Dungeons and Dragons Club strives to create fun and stress-free environment for students



The Dungeons and Dragons club is composed of high school students who participate in the creation of characters and campaigns.

A warlock. A bard. Magic, fighting and spell-casting. For members of the Dungeons and Dragons (D&D) club, these aren’t just fantasy; when the time comes to cluster around a table, roll dice and let their imaginations go wild, these students enter the realm of the supernatural for an eventful thirty-five minutes.

The D&D club is composed of students who participate in the creation of fantasy characters and campaigns.

According to club president and senior Gabe Kramer, the D&D club is a well-organized club that requires planning to succeed. Although the campaign, or storyline, of the role-playing hasn’t yet started, the members have already created unique characters, including an eldritch, a bard and a dungeon master.

Senior Alexander Frois said he likes the autonomy the club provides.

“{The club} makes you feel like you’re free and you can do whatever you want to do and not let someone dictate you,” Frois said.

Kramer said he doesn’t take the game too seriously and is more focused on having fun.

“That’s what really attracted me about D&D: it’s an excuse to hang out with your friends while having a fun activity,” Kramer said.

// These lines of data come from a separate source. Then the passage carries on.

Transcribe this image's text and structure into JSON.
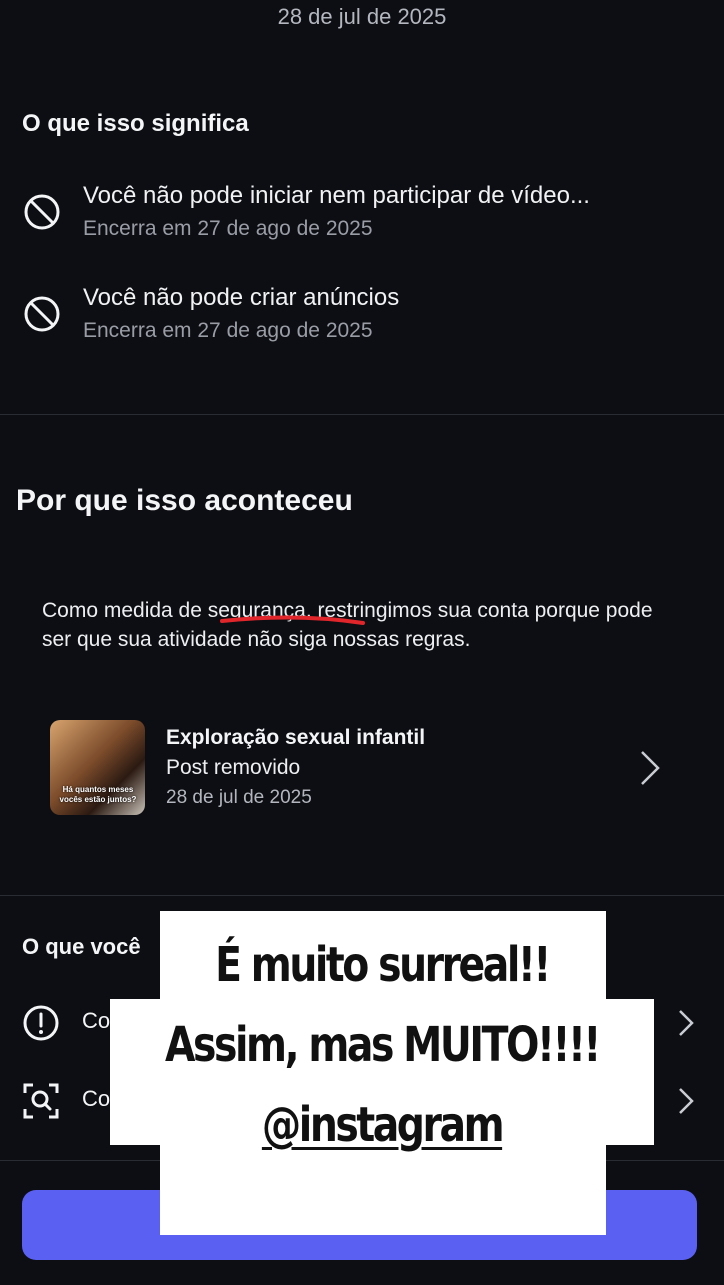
{
  "header": {
    "date": "28 de jul de 2025"
  },
  "meaning": {
    "title": "O que isso significa",
    "items": [
      {
        "icon": "block-icon",
        "title": "Você não pode iniciar nem participar de vídeo...",
        "subtitle": "Encerra em 27 de ago de 2025"
      },
      {
        "icon": "block-icon",
        "title": "Você não pode criar anúncios",
        "subtitle": "Encerra em 27 de ago de 2025"
      }
    ]
  },
  "reason": {
    "title": "Por que isso aconteceu",
    "paragraph": "Como medida de segurança, restringimos sua conta porque pode ser que sua atividade não siga nossas regras.",
    "post": {
      "thumbnail_caption": "Há quantos meses vocês estão juntos?",
      "title": "Exploração sexual infantil",
      "status": "Post removido",
      "date": "28 de jul de 2025"
    }
  },
  "actions": {
    "title": "O que você",
    "rows": [
      {
        "icon": "alert-circle-icon",
        "label": "Co"
      },
      {
        "icon": "scan-search-icon",
        "label": "Co"
      }
    ]
  },
  "sticker": {
    "line1": "É muito surreal!!",
    "line2": "Assim, mas MUITO!!!!",
    "line3": "@instagram"
  },
  "colors": {
    "background": "#0d0e13",
    "primary_button": "#5a60f2",
    "annotation_red": "#e0262b"
  }
}
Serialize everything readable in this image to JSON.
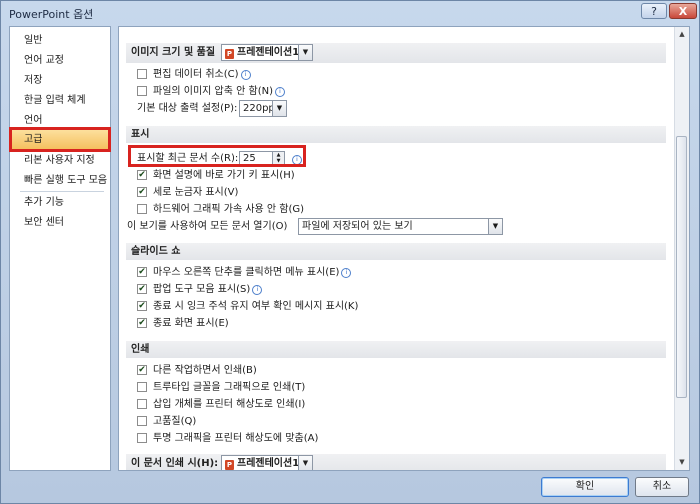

Frois said the club is open to different kinds of people and the most important thing for new members of the club to know is they’ll be respected for who they are.

According to Kramer, anyone is free to join, regardless of how long they’ve been playing.

Math teacher and club adviser Chloe Woolever, said though she has only been the adviser for a short period, she has a positive impression.

“My impression this year so far is that this club is full of very welcoming students. As students who were coming to the club for the first time came in, other students were very friendly,” Woolever said. “They are always saying hello, introducing themselves, asking the newcomer’s name and getting them caught up with what has happened in the game so far.”

Woolever’s impression of a welcoming environment has proven to be correct for junior Vinicius Pereira-Scoccia. He said joining helped him branch out and meet people he would not have met otherwise.

According to Pereira-Scoccia, the role-playing game lets you use your imagination. He said his favorite thing about playing D&D is the possibilities of what he can do.

Frois said the D&D club provides much needed stress relief.

“It makes school a whole lot better,” Frois said. “It gives us somewhere we can relax and ease off our stress and somewhere we can be with friends and not have to worry about schoolwork.”